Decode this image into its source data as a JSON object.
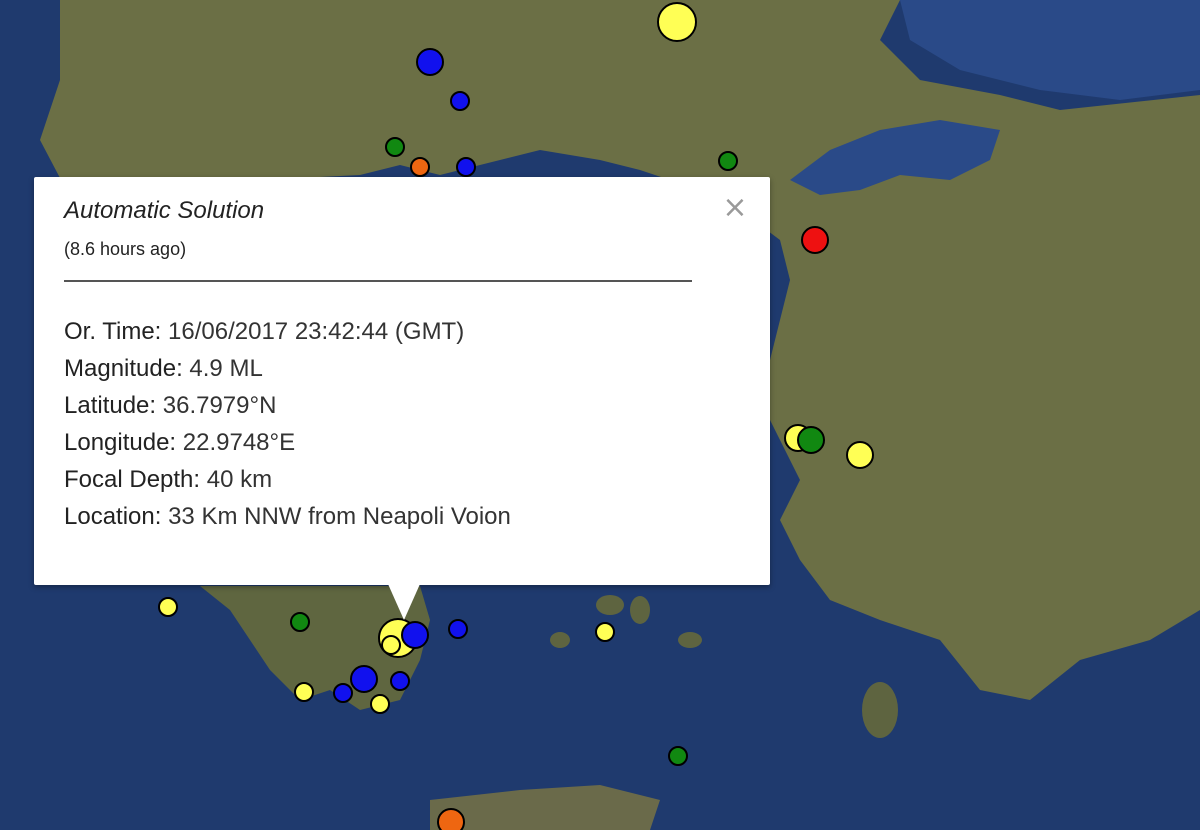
{
  "map": {
    "colors": {
      "sea": "#1f3a6e",
      "land": "#6b6f45",
      "marker_yellow": "#ffff55",
      "marker_blue": "#1111ee",
      "marker_green": "#118811",
      "marker_orange": "#ee6611",
      "marker_red": "#ee1111"
    },
    "markers": [
      {
        "color": "yellow",
        "mag": "large"
      },
      {
        "color": "blue",
        "mag": "medium"
      },
      {
        "color": "blue",
        "mag": "small"
      },
      {
        "color": "green",
        "mag": "small"
      },
      {
        "color": "orange",
        "mag": "small"
      },
      {
        "color": "blue",
        "mag": "small"
      },
      {
        "color": "green",
        "mag": "small"
      },
      {
        "color": "red",
        "mag": "medium"
      },
      {
        "color": "yellow",
        "mag": "medium"
      },
      {
        "color": "green",
        "mag": "medium"
      },
      {
        "color": "yellow",
        "mag": "medium"
      },
      {
        "color": "yellow",
        "mag": "small"
      },
      {
        "color": "green",
        "mag": "small"
      },
      {
        "color": "yellow",
        "mag": "large"
      },
      {
        "color": "yellow",
        "mag": "small"
      },
      {
        "color": "blue",
        "mag": "medium"
      },
      {
        "color": "blue",
        "mag": "small"
      },
      {
        "color": "blue",
        "mag": "medium"
      },
      {
        "color": "blue",
        "mag": "small"
      },
      {
        "color": "blue",
        "mag": "small"
      },
      {
        "color": "yellow",
        "mag": "small"
      },
      {
        "color": "yellow",
        "mag": "small"
      },
      {
        "color": "yellow",
        "mag": "small"
      },
      {
        "color": "green",
        "mag": "small"
      },
      {
        "color": "orange",
        "mag": "medium"
      }
    ]
  },
  "popup": {
    "title": "Automatic Solution",
    "subtitle": "(8.6 hours ago)",
    "close_icon": "×",
    "rows": [
      {
        "label": "Or. Time:",
        "value": " 16/06/2017  23:42:44 (GMT)"
      },
      {
        "label": "Magnitude:",
        "value": " 4.9 ML"
      },
      {
        "label": "Latitude:",
        "value": " 36.7979°N"
      },
      {
        "label": "Longitude:",
        "value": " 22.9748°E"
      },
      {
        "label": "Focal Depth:",
        "value": " 40 km"
      },
      {
        "label": "Location:",
        "value": " 33 Km NNW from Neapoli Voion"
      }
    ]
  }
}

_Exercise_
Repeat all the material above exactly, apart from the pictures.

_Response to the task_
Decode this image into its source data as a JSON object.
{
  "map": {
    "colors": {
      "sea": "#1f3a6e",
      "land": "#6b6f45",
      "marker_yellow": "#ffff55",
      "marker_blue": "#1111ee",
      "marker_green": "#118811",
      "marker_orange": "#ee6611",
      "marker_red": "#ee1111"
    },
    "markers": [
      {
        "color": "yellow",
        "mag": "large"
      },
      {
        "color": "blue",
        "mag": "medium"
      },
      {
        "color": "blue",
        "mag": "small"
      },
      {
        "color": "green",
        "mag": "small"
      },
      {
        "color": "orange",
        "mag": "small"
      },
      {
        "color": "blue",
        "mag": "small"
      },
      {
        "color": "green",
        "mag": "small"
      },
      {
        "color": "red",
        "mag": "medium"
      },
      {
        "color": "yellow",
        "mag": "medium"
      },
      {
        "color": "green",
        "mag": "medium"
      },
      {
        "color": "yellow",
        "mag": "medium"
      },
      {
        "color": "yellow",
        "mag": "small"
      },
      {
        "color": "green",
        "mag": "small"
      },
      {
        "color": "yellow",
        "mag": "large"
      },
      {
        "color": "yellow",
        "mag": "small"
      },
      {
        "color": "blue",
        "mag": "medium"
      },
      {
        "color": "blue",
        "mag": "small"
      },
      {
        "color": "blue",
        "mag": "medium"
      },
      {
        "color": "blue",
        "mag": "small"
      },
      {
        "color": "blue",
        "mag": "small"
      },
      {
        "color": "yellow",
        "mag": "small"
      },
      {
        "color": "yellow",
        "mag": "small"
      },
      {
        "color": "yellow",
        "mag": "small"
      },
      {
        "color": "green",
        "mag": "small"
      },
      {
        "color": "orange",
        "mag": "medium"
      }
    ]
  },
  "popup": {
    "title": "Automatic Solution",
    "subtitle": "(8.6 hours ago)",
    "close_icon": "×",
    "rows": [
      {
        "label": "Or. Time:",
        "value": " 16/06/2017  23:42:44 (GMT)"
      },
      {
        "label": "Magnitude:",
        "value": " 4.9 ML"
      },
      {
        "label": "Latitude:",
        "value": " 36.7979°N"
      },
      {
        "label": "Longitude:",
        "value": " 22.9748°E"
      },
      {
        "label": "Focal Depth:",
        "value": " 40 km"
      },
      {
        "label": "Location:",
        "value": " 33 Km NNW from Neapoli Voion"
      }
    ]
  }
}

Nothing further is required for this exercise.